Lo and behold, BAE Systems, the successor to United Defense, just happens to have a vehicle that fits in pretty well with what the Army is looking for. It’s called, wait for it…. The M8!
A few updates would be necessary for the updated M8 to fit in with today’s Army. The original 6V92TIA diesel engine is out of production. The likely replacement would be the Bradley’s Cummins VTA903 600hp diesel that also powers the AAV-7, and the M109A7 gun, and its associated M992 ammo carrier.
It would also need integration of the FBCB2 digital command and control system, in a vehicle that’s already pretty tight inside, and likely with some serious weight and power constraints, all while not busting the weight limit for airdrop.
Still, adding the firepower and mobility of a battalion of M8s to the light Infantry and Airborne Brigade Combat Teams would be a significant boost at minimal costs.
BAE called this the Expeditionary Light Tank, which, to my thinking is a bad idea. If you fight the M8 as a tank, you’re going to die. It simply will never have the armor to withstand fighting like a tank. It can kill tanks easily enough. It just can’t go toe to toe against them without being lit up like a Christmas tree.
But really, while General John Buford was a fine cavalry officer, they really, really need to rethink the name.

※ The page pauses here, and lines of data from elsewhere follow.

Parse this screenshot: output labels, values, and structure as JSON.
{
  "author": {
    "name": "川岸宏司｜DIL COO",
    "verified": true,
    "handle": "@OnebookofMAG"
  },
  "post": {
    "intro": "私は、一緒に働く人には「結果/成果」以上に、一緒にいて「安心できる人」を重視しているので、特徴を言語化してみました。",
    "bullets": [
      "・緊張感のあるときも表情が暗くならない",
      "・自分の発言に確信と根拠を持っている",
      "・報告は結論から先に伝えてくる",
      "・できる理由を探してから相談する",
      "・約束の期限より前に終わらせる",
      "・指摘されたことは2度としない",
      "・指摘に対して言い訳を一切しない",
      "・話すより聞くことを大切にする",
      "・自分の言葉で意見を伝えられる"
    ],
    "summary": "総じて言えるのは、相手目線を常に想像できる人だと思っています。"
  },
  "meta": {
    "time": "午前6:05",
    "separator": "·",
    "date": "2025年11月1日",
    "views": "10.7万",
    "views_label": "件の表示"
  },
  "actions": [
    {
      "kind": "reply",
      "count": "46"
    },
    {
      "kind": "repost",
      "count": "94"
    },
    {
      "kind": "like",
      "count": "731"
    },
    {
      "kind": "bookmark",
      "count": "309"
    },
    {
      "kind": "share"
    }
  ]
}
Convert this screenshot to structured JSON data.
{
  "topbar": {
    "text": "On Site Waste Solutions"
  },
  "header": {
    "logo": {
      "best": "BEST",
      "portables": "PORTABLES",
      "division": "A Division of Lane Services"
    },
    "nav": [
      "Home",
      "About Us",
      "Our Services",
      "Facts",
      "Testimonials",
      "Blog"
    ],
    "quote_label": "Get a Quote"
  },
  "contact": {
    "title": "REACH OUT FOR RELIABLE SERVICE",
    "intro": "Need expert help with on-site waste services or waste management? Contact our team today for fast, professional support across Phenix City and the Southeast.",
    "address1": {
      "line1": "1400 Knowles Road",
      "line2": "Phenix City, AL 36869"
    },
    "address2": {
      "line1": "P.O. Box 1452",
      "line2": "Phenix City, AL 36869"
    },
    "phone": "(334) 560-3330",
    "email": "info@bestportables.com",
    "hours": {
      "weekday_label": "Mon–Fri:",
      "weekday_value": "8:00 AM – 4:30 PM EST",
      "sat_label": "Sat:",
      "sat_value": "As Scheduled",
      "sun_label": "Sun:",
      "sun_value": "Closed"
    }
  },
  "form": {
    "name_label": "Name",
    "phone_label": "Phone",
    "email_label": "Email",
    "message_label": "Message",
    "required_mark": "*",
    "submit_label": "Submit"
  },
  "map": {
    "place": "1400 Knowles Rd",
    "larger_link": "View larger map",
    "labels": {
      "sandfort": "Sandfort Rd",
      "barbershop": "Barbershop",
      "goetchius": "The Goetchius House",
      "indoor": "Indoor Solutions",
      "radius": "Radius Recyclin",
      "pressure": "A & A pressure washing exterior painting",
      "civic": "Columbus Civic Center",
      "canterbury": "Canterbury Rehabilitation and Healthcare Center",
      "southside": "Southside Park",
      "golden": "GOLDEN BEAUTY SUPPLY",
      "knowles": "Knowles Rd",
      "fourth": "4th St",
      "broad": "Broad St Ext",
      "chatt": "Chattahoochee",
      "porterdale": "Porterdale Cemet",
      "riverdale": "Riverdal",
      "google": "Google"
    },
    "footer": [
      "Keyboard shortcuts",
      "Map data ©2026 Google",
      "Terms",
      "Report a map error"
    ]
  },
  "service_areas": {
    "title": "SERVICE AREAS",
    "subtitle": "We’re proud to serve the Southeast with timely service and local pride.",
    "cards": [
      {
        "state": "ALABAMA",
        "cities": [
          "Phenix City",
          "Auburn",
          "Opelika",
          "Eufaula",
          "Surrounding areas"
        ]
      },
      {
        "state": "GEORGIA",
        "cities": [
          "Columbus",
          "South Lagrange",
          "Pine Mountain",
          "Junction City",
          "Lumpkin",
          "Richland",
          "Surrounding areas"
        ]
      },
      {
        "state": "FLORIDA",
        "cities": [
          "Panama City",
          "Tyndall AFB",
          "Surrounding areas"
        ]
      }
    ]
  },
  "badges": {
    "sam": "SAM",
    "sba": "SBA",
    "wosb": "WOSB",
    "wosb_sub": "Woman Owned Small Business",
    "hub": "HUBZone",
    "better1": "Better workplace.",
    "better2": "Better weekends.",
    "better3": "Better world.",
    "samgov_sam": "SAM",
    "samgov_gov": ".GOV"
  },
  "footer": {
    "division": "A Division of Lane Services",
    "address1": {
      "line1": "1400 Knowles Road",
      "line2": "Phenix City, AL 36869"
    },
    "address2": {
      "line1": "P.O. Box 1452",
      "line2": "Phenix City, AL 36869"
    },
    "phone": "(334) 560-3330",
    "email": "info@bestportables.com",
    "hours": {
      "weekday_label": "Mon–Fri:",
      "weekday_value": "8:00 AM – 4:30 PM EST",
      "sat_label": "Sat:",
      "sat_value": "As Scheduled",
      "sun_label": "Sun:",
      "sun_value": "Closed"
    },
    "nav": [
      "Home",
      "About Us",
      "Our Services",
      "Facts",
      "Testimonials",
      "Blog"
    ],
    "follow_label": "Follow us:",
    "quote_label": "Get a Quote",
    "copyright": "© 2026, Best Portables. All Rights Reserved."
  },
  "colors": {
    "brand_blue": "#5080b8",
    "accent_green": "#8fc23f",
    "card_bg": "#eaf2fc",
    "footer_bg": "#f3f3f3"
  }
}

*It was a remarkably smooth development. In spite of a sophisticated hydropnuematic suspension and the complex but reliable autoloader, development was quite rapid, and testing was very successful. Program managers would be well advised to study the program. The single biggest key to success in the program was the limitation of “creep” in requirements. The absolute hard limit on being able to airdrop a combat ready vehicle proved a very good firewall against the “good idea fairy.”